- _Required work_
Those lines of the records that contain "favicon" are to be located and copied.

- _Data for this task_
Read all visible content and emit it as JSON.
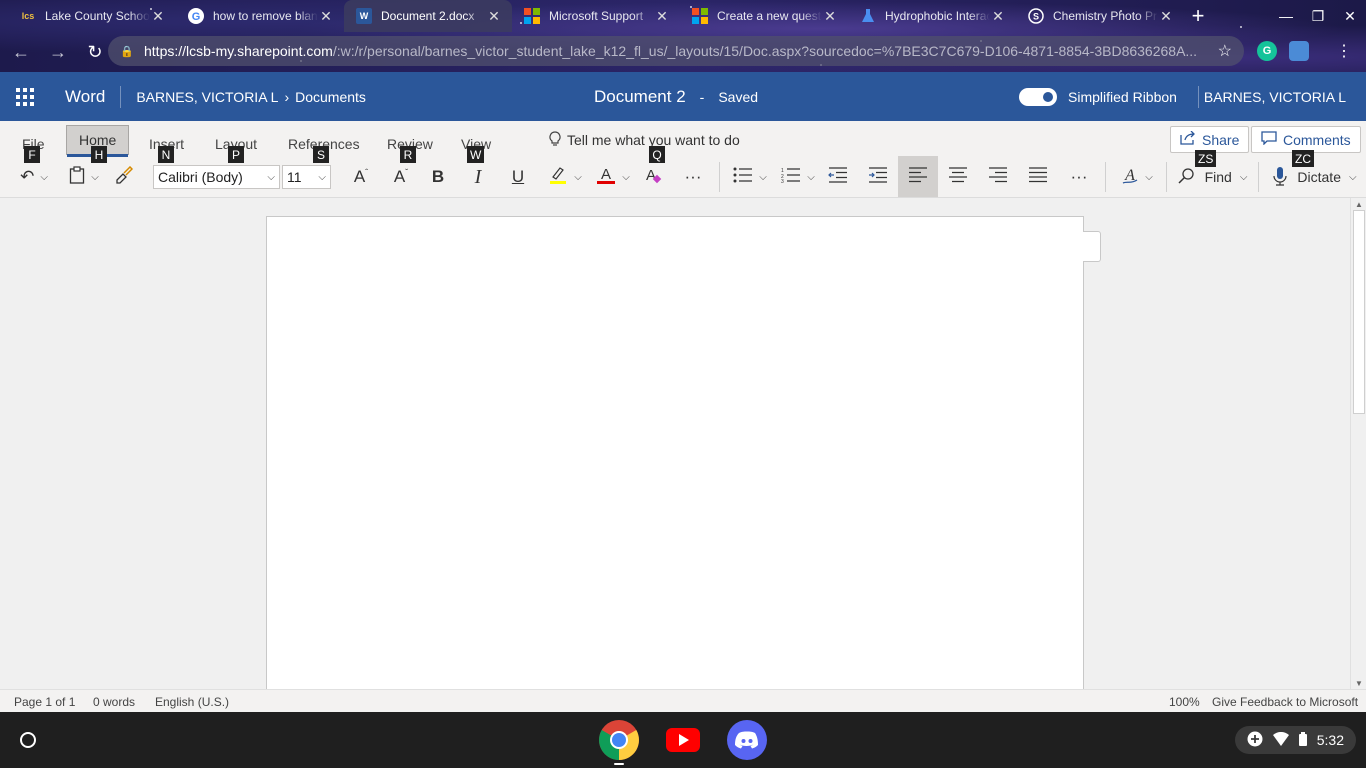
{
  "browser": {
    "tabs": [
      {
        "title": "Lake County Schools",
        "favicon": "lcs-logo-icon"
      },
      {
        "title": "how to remove blank page",
        "favicon": "google-icon"
      },
      {
        "title": "Document 2.docx",
        "favicon": "word-icon",
        "active": true
      },
      {
        "title": "Microsoft Support",
        "favicon": "microsoft-icon"
      },
      {
        "title": "Create a new question",
        "favicon": "microsoft-icon"
      },
      {
        "title": "Hydrophobic Interactions",
        "favicon": "flask-icon"
      },
      {
        "title": "Chemistry Photo Problem",
        "favicon": "socratic-icon"
      }
    ],
    "url_host": "https://lcsb-my.sharepoint.com",
    "url_path": "/:w:/r/personal/barnes_victor_student_lake_k12_fl_us/_layouts/15/Doc.aspx?sourcedoc=%7BE3C7C679-D106-4871-8854-3BD8636268A..."
  },
  "word": {
    "app_name": "Word",
    "breadcrumb_owner": "BARNES, VICTORIA L",
    "breadcrumb_folder": "Documents",
    "doc_title": "Document 2",
    "save_sep": "-",
    "save_status": "Saved",
    "simplified_ribbon_label": "Simplified Ribbon",
    "user_name": "BARNES, VICTORIA L"
  },
  "ribbon": {
    "tabs": [
      "File",
      "Home",
      "Insert",
      "Layout",
      "References",
      "Review",
      "View"
    ],
    "keytips": [
      "F",
      "H",
      "N",
      "P",
      "S",
      "R",
      "W",
      "Q",
      "ZS",
      "ZC"
    ],
    "tell_me": "Tell me what you want to do",
    "share": "Share",
    "comments": "Comments",
    "font_name": "Calibri (Body)",
    "font_size": "11",
    "find": "Find",
    "dictate": "Dictate"
  },
  "status": {
    "page": "Page 1 of 1",
    "words": "0 words",
    "language": "English (U.S.)",
    "zoom": "100%",
    "feedback": "Give Feedback to Microsoft"
  },
  "shelf": {
    "time": "5:32",
    "apps": [
      "chrome-icon",
      "youtube-icon",
      "discord-icon"
    ]
  },
  "colors": {
    "word_blue": "#2b579a",
    "highlight_yellow": "#ffff00",
    "font_color_red": "#e00000"
  }
}
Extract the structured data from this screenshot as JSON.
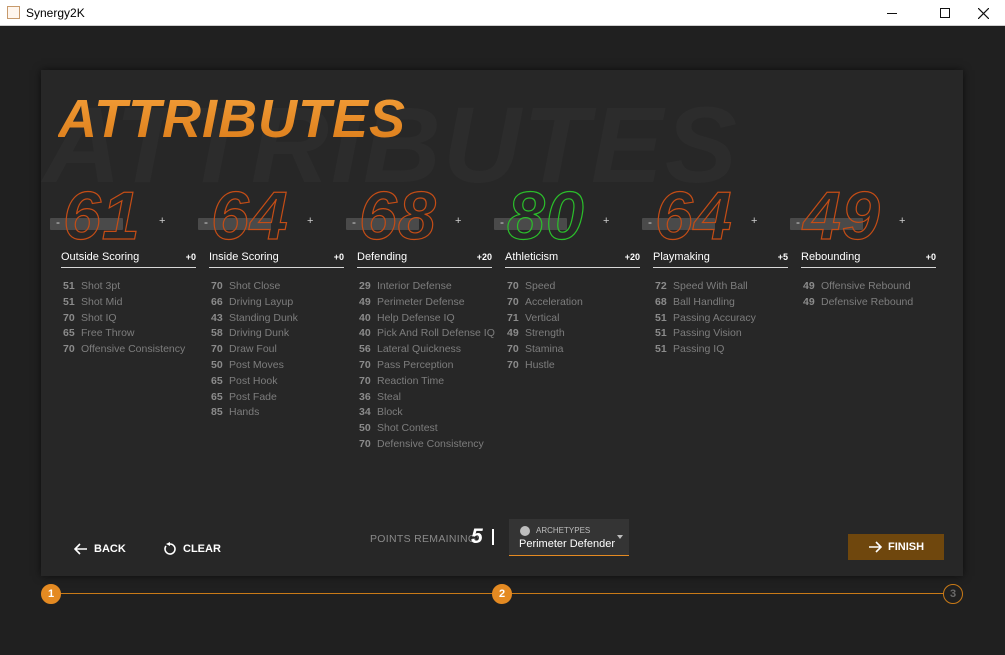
{
  "window": {
    "title": "Synergy2K"
  },
  "page": {
    "title": "ATTRIBUTES",
    "bg_title": "ATTRIBUTES"
  },
  "categories": [
    {
      "name": "Outside Scoring",
      "score": "61",
      "bonus": "+0",
      "color": "#c44d16",
      "attributes": [
        {
          "value": "51",
          "name": "Shot 3pt"
        },
        {
          "value": "51",
          "name": "Shot Mid"
        },
        {
          "value": "70",
          "name": "Shot IQ"
        },
        {
          "value": "65",
          "name": "Free Throw"
        },
        {
          "value": "70",
          "name": "Offensive Consistency"
        }
      ]
    },
    {
      "name": "Inside Scoring",
      "score": "64",
      "bonus": "+0",
      "color": "#c44d16",
      "attributes": [
        {
          "value": "70",
          "name": "Shot Close"
        },
        {
          "value": "66",
          "name": "Driving Layup"
        },
        {
          "value": "43",
          "name": "Standing Dunk"
        },
        {
          "value": "58",
          "name": "Driving Dunk"
        },
        {
          "value": "70",
          "name": "Draw Foul"
        },
        {
          "value": "50",
          "name": "Post Moves"
        },
        {
          "value": "65",
          "name": "Post Hook"
        },
        {
          "value": "65",
          "name": "Post Fade"
        },
        {
          "value": "85",
          "name": "Hands"
        }
      ]
    },
    {
      "name": "Defending",
      "score": "68",
      "bonus": "+20",
      "color": "#c44d16",
      "attributes": [
        {
          "value": "29",
          "name": "Interior Defense"
        },
        {
          "value": "49",
          "name": "Perimeter Defense"
        },
        {
          "value": "40",
          "name": "Help Defense IQ"
        },
        {
          "value": "40",
          "name": "Pick And Roll Defense IQ"
        },
        {
          "value": "56",
          "name": "Lateral Quickness"
        },
        {
          "value": "70",
          "name": "Pass Perception"
        },
        {
          "value": "70",
          "name": "Reaction Time"
        },
        {
          "value": "36",
          "name": "Steal"
        },
        {
          "value": "34",
          "name": "Block"
        },
        {
          "value": "50",
          "name": "Shot Contest"
        },
        {
          "value": "70",
          "name": "Defensive Consistency"
        }
      ]
    },
    {
      "name": "Athleticism",
      "score": "80",
      "bonus": "+20",
      "color": "#2bbf2b",
      "attributes": [
        {
          "value": "70",
          "name": "Speed"
        },
        {
          "value": "70",
          "name": "Acceleration"
        },
        {
          "value": "71",
          "name": "Vertical"
        },
        {
          "value": "49",
          "name": "Strength"
        },
        {
          "value": "70",
          "name": "Stamina"
        },
        {
          "value": "70",
          "name": "Hustle"
        }
      ]
    },
    {
      "name": "Playmaking",
      "score": "64",
      "bonus": "+5",
      "color": "#c44d16",
      "attributes": [
        {
          "value": "72",
          "name": "Speed With Ball"
        },
        {
          "value": "68",
          "name": "Ball Handling"
        },
        {
          "value": "51",
          "name": "Passing Accuracy"
        },
        {
          "value": "51",
          "name": "Passing Vision"
        },
        {
          "value": "51",
          "name": "Passing IQ"
        }
      ]
    },
    {
      "name": "Rebounding",
      "score": "49",
      "bonus": "+0",
      "color": "#c44d16",
      "attributes": [
        {
          "value": "49",
          "name": "Offensive Rebound"
        },
        {
          "value": "49",
          "name": "Defensive Rebound"
        }
      ]
    }
  ],
  "controls": {
    "minus": "-",
    "plus": "+",
    "back": "BACK",
    "clear": "CLEAR",
    "points_label": "POINTS REMAINING:",
    "points_value": "5",
    "archetype_label": "ARCHETYPES",
    "archetype_value": "Perimeter Defender",
    "finish": "FINISH"
  },
  "steps": [
    "1",
    "2",
    "3"
  ],
  "colors": {
    "accent": "#e48a22",
    "finish_bg": "#6f470d",
    "green": "#2bbf2b",
    "score_outline": "#c44d16"
  }
}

- _Result of this exercise_
        "favicon": "lcs-logo-icon"
        "favicon": "google-icon"
        "favicon": "word-icon",
        "favicon": "microsoft-icon"
        "favicon": "microsoft-icon"
        "favicon": "flask-icon"
        "favicon": "socratic-icon"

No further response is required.